Legislators urged to get
tough on protecting springs
'Stop talking and do something!'
By Jennifer Portman • DEMOCRAT Senior WRITER
• February 17, 2010
One by one, the speakers climbed the steps of the
Old Capitol on Tuesday and recounted with wonder
seeing their first Florida spring. The same words
poured out: crystal, clear, liquid light.
"Bubbles stuck to green grass like diamonds,"
recalled former Weeki Wachee Springs mermaid
But those descriptions no longer flow.
Wynns held up a ziplock bag of black gunk for the
"This is what our sand and eel grass looks like
now," she said.
The degradation seen at the one-of-a-kind Florida
attraction has been seen at springs throughout the
state, including nearby Wakulla Springs. About 250
people turned out for the Florida Springs Rally to
demand lawmakers do more to protect the fragile
resource. In the last five years, legislation intended
to stop further harm to the state's more than 700
springs has failed.
"If they don't do something this year, it's going to
get real bad," said Laura Dailay, who traveled from
her home near Fort White on the Ichetucknee River.
She punctuated speakers' remarks with shouts of,
"Stop talking and do something!"
Sen. Lee Constantine, R-Altamonte Springs, and
other lawmakers pledged their support.
"This is the year. We have to do something," said
Constantine, who sponsored a spring protection bill
that died last year and urged citizens to put
pressure on their representatives.
On a state level, spring advocates say more
stringent land use planning and regulations are
needed in spring watersheds controlling fertilizer
use, septic systems, storm water runoff and
"We have always thought about springs as the
beginning," said Jim Stevenson, head of the Wakulla
Springs Basin Workgroup and coordinator of the
event. "We've learned the spring is the end of the
On the podium was a plastic bottle filled with water
from Wakulla Spring on Tuesday morning and
carried by runners from Maclay School in a 16-mile
relay to event. Stevenson said studies showed some
of the water in the bottle came from deep in the
aquifer and was decades old.

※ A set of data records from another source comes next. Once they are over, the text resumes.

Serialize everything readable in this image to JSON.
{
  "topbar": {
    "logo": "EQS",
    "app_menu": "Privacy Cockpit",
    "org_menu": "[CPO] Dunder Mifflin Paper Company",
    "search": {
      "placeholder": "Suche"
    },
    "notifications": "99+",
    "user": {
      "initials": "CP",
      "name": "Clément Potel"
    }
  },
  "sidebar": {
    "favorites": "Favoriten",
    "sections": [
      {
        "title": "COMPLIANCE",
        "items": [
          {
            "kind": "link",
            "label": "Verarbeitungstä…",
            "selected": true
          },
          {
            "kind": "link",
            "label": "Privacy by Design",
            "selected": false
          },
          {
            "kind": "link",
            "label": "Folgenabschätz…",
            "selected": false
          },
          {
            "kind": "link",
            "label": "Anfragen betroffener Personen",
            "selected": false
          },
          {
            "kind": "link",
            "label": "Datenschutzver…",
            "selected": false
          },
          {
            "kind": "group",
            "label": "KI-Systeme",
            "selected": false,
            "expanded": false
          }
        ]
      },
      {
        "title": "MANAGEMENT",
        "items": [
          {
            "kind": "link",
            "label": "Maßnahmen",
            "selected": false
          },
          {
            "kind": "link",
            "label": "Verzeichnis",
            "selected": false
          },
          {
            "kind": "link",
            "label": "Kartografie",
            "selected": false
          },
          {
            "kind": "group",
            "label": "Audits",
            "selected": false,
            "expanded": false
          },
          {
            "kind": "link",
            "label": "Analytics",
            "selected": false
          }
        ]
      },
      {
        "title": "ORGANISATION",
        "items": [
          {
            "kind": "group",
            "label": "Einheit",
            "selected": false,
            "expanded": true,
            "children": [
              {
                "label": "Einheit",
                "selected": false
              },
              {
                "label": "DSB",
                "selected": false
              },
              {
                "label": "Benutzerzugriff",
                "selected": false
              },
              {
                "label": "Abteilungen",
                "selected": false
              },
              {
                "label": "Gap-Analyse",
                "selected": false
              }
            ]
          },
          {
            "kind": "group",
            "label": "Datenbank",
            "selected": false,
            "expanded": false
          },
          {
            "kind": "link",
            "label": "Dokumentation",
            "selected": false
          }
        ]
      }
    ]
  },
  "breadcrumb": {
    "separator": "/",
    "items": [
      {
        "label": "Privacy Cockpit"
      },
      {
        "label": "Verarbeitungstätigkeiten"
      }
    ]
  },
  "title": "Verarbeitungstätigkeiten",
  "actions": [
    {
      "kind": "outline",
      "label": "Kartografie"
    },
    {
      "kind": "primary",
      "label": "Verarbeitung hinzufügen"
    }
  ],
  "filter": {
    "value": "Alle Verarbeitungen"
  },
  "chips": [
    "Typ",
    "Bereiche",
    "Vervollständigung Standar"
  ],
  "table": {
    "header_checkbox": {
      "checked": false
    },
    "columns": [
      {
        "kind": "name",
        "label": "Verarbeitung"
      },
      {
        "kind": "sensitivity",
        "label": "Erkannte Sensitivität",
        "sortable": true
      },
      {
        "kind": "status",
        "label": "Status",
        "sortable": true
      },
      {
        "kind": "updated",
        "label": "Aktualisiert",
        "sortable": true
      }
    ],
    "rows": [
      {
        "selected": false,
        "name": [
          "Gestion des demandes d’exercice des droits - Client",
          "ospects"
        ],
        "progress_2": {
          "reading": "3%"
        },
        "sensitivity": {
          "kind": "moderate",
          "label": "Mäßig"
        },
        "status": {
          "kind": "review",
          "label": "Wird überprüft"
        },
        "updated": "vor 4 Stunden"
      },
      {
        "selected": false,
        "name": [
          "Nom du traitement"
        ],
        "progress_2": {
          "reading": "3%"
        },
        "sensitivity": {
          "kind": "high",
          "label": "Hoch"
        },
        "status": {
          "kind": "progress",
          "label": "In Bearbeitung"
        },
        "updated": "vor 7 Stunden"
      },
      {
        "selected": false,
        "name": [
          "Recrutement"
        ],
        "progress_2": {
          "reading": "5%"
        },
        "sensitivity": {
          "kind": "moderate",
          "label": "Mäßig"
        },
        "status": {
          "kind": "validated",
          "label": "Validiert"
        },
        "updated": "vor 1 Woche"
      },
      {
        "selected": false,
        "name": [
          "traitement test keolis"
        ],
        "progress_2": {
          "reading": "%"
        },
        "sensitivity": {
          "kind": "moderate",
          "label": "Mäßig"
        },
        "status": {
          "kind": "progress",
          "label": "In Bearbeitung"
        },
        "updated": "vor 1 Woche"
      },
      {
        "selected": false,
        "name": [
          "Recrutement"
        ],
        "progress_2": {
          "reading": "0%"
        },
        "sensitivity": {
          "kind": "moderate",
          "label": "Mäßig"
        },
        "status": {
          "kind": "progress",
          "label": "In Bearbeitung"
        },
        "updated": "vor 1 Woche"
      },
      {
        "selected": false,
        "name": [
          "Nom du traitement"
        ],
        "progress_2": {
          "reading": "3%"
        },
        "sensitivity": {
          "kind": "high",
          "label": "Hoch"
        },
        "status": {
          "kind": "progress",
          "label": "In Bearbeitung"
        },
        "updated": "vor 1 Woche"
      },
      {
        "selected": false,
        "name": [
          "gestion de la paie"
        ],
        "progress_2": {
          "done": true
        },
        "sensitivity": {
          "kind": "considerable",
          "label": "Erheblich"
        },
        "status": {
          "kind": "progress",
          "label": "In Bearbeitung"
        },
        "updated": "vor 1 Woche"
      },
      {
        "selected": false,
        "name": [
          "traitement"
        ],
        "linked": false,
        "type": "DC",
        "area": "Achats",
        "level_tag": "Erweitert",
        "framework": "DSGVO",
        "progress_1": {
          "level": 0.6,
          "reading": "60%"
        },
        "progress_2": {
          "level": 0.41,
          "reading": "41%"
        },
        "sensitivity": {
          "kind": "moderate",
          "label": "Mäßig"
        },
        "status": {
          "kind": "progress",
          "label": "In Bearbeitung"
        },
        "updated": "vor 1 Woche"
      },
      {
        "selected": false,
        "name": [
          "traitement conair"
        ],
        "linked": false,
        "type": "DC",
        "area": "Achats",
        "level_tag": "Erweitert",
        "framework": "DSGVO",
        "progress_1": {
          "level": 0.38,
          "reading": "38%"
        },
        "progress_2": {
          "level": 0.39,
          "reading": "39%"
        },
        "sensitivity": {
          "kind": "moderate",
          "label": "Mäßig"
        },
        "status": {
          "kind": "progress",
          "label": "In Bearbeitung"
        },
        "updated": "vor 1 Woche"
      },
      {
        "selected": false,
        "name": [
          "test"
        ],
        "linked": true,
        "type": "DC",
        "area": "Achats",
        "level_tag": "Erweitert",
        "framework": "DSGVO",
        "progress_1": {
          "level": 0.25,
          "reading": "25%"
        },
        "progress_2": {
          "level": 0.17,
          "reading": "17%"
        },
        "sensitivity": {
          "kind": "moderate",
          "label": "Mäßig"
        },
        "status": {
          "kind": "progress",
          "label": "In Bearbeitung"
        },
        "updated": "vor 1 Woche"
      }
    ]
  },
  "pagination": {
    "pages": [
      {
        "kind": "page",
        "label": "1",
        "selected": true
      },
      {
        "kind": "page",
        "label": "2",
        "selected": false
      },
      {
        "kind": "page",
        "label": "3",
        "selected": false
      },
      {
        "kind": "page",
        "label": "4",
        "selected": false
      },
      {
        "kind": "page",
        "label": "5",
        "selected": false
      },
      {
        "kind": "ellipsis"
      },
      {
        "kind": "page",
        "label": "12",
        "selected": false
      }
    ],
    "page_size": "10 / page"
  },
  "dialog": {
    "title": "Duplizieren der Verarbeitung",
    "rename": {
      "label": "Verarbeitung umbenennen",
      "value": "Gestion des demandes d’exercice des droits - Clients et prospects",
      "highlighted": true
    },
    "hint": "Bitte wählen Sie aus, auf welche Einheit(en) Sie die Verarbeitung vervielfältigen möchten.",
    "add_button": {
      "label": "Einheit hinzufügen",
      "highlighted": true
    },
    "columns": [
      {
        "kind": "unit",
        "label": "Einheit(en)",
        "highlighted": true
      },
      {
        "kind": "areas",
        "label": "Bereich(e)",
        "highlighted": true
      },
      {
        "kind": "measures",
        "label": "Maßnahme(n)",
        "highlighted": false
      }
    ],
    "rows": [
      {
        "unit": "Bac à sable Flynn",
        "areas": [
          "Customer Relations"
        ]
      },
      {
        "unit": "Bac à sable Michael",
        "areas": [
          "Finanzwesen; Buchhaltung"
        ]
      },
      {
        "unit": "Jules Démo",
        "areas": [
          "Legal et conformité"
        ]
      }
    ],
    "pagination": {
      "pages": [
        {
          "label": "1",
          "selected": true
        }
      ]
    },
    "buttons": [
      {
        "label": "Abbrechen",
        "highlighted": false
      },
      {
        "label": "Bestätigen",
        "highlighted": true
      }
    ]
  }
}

Some, he said, came
from a toilet flush at the Capitol 45 just days ago.
"This water carries a message, it tells us who we are
and how we treat the land," he said. "We should have
taken action to protect our springs 20 years ago.
The second-best thing ... is doing something this
The federal government also is currently
considering setting a limit for nutrients in Florida
springs to help improve water quality. Nutrients,
such as nitrates, contribute to the growth of algae
and other invasive plants that can choke a spring. A
hearing on the new rule was held in Tallahassee
earlier Tuesday. Public comment is being taken
through March 29.
At the rally, Emma Christine McCoy, a seventh-
grader in the IB program at Fairview Middle School
and a sixth-generation Floridian, spoke plainly
about her hopes. Her grandmother was a lifeguard
at Wakulla Springs in the 1940s, and Emma has
been going to the spring all her life.
She said: "I would like for (my children) to ride the
glass bottom boat and see the spring as clear as I